Hang on, this doesn't look like the summation of the pmf at all! Don't worry - nothing's gone wrong. Imagine you bring pr to the left side of the pmf summation equation:
Now imagine the qet in the MGF were the (1-q) in the pmf summation equation. The two expressions are now the same, and we can use simple substitution to get this:
There ya go! This is the MGF of the negative binomial distribution. With this MGF, we can find the mean:
As you can see, we reduced everything to a single fraction in a flash.
The variance here is a little too complicated to show here - several applications of the chain rule and the quotient rule are needed. Still, it should be clear that the MGF method of finding the mean is far easier than using the definition of the mean - try it out and see for yourself.
MGF of the Exponential Distribution
So far, we've been dealing exclusively with discrete random variables. A continous random variable is in order.
Don't worry, there aren't any improper integrals to evaluate. We'll use our same old trick. Let Y ~ Exp(λ). Then recall that:
So again, we have to fiddle around with our integral until we get something like this, except λ is replaced by some other expression.
Then we can find the mean:
And the variance:
Using the MGF is much easier than using the definitions of the mean and variance, which involve integration by parts!
We've only covered four distributions in this short article, but that should cover a lot of the distributions you'll come across.

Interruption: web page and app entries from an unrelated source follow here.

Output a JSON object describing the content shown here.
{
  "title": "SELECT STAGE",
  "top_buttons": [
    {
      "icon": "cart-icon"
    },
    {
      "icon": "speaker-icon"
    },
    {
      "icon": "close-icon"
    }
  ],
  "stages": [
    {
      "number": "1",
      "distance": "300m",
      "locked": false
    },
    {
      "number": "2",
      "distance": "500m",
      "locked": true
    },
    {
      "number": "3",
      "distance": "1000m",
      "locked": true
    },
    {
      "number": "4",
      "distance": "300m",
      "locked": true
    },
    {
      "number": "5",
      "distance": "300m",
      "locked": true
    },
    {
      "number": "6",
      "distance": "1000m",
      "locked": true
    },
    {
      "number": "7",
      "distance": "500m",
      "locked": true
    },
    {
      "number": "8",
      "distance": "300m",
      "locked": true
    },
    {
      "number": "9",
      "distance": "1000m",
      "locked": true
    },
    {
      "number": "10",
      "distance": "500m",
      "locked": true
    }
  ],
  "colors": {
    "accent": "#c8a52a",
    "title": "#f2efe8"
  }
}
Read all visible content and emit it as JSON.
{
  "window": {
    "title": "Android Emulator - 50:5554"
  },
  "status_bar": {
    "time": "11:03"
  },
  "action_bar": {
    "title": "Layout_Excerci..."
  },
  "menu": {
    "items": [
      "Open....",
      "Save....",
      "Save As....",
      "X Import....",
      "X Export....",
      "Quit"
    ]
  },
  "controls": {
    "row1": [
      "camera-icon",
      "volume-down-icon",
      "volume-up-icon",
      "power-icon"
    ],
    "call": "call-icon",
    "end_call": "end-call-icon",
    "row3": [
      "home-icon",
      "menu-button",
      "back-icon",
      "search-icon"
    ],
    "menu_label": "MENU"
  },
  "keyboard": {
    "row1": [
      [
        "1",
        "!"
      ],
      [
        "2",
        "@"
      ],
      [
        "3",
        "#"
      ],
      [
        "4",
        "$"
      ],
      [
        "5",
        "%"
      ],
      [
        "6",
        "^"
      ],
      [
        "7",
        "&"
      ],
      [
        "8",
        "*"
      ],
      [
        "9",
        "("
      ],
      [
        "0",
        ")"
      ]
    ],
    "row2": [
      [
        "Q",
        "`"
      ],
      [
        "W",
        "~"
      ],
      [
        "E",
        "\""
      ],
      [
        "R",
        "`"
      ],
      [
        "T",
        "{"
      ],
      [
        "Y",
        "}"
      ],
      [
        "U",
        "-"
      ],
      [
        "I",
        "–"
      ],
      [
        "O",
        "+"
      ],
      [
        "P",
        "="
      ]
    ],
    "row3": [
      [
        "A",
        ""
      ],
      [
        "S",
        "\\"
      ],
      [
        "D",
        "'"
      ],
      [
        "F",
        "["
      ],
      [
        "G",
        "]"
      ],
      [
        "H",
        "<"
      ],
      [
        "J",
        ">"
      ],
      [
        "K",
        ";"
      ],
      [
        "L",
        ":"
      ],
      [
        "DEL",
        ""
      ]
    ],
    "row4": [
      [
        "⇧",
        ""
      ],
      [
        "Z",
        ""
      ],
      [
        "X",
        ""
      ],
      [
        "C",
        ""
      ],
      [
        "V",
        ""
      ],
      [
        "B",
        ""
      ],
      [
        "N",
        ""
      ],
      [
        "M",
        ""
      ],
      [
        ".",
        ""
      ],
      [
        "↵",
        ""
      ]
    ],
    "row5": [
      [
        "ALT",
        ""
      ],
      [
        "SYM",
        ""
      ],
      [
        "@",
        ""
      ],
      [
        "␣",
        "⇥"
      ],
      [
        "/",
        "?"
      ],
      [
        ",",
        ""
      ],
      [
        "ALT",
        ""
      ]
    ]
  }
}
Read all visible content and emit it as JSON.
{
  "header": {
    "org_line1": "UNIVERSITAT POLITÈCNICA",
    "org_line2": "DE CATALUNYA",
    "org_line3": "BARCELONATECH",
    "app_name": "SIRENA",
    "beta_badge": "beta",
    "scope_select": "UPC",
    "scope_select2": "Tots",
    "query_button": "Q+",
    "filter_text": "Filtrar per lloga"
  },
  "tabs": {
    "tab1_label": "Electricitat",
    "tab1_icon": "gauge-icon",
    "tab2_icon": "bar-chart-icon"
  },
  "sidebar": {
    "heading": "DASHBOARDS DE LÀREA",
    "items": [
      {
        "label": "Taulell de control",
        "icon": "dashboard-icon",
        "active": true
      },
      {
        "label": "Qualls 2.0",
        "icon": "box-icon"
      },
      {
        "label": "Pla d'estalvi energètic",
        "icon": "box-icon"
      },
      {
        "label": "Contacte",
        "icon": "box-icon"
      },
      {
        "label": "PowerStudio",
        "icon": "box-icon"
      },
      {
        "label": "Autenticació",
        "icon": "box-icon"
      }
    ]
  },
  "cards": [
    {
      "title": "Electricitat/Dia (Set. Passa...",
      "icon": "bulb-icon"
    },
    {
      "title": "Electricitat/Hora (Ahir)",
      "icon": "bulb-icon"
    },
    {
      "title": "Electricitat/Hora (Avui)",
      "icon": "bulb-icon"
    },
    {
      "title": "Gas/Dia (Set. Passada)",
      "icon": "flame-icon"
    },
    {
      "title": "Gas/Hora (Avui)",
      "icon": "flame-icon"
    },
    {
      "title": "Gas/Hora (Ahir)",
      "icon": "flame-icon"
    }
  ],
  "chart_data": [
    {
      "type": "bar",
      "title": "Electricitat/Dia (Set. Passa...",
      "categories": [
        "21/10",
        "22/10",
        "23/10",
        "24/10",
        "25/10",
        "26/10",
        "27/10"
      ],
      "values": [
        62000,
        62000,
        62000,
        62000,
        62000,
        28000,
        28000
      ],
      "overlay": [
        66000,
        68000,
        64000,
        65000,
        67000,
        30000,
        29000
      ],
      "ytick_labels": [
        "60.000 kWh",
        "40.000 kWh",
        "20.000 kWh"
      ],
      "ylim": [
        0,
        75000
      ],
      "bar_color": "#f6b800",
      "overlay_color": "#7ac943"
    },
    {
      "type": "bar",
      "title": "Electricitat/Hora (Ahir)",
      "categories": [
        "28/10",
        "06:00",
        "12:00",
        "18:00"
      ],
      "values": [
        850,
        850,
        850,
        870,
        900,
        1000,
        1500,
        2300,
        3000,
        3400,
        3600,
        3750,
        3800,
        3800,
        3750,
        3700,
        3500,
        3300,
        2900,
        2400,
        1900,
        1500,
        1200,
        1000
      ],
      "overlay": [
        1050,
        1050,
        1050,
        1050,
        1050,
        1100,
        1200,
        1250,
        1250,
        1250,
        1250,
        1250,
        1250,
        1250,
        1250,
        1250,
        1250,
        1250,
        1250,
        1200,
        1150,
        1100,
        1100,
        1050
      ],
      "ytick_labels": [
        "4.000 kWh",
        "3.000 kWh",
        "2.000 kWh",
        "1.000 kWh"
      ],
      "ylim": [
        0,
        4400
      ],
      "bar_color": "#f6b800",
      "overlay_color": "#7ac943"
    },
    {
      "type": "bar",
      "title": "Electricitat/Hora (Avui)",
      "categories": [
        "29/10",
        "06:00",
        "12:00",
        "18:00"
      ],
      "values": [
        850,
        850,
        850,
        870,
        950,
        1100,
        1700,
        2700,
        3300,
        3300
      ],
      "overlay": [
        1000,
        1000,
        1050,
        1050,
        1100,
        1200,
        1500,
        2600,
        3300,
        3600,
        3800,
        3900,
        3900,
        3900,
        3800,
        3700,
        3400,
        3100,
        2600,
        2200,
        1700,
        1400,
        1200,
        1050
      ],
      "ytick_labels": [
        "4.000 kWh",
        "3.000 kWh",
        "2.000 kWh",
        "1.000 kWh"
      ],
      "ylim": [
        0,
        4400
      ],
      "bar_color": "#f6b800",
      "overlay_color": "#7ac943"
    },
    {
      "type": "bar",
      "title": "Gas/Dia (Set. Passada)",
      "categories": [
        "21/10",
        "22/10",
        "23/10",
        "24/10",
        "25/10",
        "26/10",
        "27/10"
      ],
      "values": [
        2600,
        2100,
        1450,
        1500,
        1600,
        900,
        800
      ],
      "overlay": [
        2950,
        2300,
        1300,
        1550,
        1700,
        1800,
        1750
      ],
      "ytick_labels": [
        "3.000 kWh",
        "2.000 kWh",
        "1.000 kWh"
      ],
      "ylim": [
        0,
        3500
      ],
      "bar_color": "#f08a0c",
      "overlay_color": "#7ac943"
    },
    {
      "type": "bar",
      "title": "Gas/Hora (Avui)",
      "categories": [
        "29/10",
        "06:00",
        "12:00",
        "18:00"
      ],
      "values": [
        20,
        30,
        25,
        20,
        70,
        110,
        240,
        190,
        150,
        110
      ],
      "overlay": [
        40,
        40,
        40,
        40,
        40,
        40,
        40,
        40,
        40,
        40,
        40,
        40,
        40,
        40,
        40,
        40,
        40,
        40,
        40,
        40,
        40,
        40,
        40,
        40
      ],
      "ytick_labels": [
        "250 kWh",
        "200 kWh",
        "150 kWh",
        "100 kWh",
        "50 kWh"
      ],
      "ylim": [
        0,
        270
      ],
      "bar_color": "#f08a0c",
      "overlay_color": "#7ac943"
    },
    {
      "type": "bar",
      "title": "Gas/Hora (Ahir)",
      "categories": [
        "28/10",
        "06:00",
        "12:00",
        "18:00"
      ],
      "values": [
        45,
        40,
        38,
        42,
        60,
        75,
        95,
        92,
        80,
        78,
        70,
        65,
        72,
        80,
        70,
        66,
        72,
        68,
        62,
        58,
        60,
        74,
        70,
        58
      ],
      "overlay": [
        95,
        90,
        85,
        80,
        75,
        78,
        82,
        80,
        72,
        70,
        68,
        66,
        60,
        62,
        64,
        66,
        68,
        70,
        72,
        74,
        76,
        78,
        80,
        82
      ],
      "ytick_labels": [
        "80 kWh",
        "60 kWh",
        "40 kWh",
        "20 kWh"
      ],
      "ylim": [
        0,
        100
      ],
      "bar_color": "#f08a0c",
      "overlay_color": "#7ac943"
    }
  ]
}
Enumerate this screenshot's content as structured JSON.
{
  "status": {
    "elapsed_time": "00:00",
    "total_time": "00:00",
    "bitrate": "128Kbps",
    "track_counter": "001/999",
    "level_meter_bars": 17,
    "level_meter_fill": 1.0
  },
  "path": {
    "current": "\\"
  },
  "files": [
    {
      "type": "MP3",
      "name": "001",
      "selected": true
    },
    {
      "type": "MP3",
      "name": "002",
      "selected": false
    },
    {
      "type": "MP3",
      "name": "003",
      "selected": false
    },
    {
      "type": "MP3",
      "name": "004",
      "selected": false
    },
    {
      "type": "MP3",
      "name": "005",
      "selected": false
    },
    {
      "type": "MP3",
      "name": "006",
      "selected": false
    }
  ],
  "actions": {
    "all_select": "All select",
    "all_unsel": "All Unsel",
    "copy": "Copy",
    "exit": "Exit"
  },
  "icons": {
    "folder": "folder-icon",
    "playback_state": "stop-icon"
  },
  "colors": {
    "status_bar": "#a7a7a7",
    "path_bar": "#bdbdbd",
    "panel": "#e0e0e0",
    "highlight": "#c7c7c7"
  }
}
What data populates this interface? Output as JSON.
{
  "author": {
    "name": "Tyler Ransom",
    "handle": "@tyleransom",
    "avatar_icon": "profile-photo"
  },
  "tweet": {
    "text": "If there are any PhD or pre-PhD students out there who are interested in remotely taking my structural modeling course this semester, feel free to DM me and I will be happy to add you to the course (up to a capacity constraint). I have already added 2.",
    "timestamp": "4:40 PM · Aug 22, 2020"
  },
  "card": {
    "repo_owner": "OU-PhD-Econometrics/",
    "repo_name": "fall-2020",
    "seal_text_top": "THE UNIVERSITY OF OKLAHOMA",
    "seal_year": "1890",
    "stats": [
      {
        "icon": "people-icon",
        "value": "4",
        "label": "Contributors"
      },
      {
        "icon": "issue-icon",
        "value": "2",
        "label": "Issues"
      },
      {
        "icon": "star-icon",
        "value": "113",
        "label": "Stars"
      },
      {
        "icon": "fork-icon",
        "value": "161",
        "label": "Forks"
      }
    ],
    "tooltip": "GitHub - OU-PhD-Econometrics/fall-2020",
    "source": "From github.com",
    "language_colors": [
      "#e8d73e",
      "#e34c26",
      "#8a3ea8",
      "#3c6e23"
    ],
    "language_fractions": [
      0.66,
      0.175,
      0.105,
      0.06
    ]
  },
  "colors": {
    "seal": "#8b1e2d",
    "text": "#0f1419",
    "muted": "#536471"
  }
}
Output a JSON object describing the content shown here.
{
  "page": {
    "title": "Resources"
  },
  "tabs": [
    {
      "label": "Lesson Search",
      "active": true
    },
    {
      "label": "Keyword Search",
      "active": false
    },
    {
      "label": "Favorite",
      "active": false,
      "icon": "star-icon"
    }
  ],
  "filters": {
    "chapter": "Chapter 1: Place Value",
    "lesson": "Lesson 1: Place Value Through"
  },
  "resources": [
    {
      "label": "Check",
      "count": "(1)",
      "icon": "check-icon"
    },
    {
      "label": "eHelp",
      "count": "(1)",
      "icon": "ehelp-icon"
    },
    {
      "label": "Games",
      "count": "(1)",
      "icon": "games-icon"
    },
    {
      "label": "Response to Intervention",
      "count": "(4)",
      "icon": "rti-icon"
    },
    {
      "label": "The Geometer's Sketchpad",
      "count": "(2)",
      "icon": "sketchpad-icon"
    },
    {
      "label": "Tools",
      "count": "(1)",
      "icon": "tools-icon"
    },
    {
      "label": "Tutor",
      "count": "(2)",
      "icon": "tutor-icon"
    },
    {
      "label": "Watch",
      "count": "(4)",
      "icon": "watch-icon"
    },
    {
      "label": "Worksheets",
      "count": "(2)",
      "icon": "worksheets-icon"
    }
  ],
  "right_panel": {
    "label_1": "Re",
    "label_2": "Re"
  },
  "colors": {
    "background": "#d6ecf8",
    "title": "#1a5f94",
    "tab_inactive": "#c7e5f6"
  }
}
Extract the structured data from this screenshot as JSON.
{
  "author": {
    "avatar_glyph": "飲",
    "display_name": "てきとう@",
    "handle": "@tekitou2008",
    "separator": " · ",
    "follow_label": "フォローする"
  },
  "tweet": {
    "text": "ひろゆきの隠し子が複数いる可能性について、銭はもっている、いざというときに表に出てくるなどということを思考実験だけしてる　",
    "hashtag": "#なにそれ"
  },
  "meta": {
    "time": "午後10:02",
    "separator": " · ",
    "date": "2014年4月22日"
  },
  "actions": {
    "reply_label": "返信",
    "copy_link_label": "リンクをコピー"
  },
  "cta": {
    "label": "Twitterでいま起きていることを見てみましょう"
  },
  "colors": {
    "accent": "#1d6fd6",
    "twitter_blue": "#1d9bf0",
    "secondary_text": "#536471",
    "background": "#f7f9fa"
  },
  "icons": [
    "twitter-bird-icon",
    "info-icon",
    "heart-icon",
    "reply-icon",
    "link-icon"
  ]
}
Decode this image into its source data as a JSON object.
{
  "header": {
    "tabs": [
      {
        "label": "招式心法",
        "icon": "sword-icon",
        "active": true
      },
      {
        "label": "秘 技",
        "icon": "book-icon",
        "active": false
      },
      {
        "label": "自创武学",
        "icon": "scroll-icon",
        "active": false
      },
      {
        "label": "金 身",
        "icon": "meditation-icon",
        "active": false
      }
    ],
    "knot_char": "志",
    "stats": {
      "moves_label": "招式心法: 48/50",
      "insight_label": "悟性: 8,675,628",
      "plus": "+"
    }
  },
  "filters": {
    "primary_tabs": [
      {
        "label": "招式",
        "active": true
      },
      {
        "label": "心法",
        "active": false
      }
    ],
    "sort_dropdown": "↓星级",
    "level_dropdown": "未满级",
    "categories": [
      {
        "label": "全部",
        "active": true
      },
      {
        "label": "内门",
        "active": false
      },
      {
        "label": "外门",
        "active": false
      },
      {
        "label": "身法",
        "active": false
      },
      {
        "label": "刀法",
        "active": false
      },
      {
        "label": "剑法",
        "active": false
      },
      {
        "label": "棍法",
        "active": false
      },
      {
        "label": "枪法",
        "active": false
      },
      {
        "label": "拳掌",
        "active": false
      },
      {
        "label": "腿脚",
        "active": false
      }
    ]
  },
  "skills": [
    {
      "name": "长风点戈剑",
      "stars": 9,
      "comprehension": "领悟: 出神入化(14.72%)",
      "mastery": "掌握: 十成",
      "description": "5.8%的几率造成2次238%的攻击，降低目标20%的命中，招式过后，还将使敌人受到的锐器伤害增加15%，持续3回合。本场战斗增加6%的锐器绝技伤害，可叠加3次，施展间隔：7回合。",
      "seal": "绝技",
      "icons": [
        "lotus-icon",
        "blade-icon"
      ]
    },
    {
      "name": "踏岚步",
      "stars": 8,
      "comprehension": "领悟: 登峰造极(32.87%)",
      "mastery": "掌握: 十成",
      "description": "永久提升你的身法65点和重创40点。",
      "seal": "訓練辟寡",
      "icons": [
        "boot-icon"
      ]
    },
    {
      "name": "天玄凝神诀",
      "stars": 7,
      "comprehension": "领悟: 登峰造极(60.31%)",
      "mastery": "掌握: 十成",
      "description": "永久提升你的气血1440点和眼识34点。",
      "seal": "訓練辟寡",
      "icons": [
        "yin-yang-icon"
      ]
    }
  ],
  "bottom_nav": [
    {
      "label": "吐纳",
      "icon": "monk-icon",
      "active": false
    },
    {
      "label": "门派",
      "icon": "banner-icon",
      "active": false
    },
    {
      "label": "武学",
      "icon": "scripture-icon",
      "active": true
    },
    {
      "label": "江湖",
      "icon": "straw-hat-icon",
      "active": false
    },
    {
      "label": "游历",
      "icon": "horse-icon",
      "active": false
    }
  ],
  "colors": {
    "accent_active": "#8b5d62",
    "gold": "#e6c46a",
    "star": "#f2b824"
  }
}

The uniform distribution and gamma distribution both have moment generating functions, though pretty complicated to find. The beta and hypergeometric distributions also have MGFs, though given their respective complexities, they aren't exactly useful.
Although moment generating functions aren't omnipotent, they are useful for a lot of applications and save you from a lot of trouble, as we have seen above. If you ever get stuck finding the mean or variance of a distribution, MGFs are probably the way to go.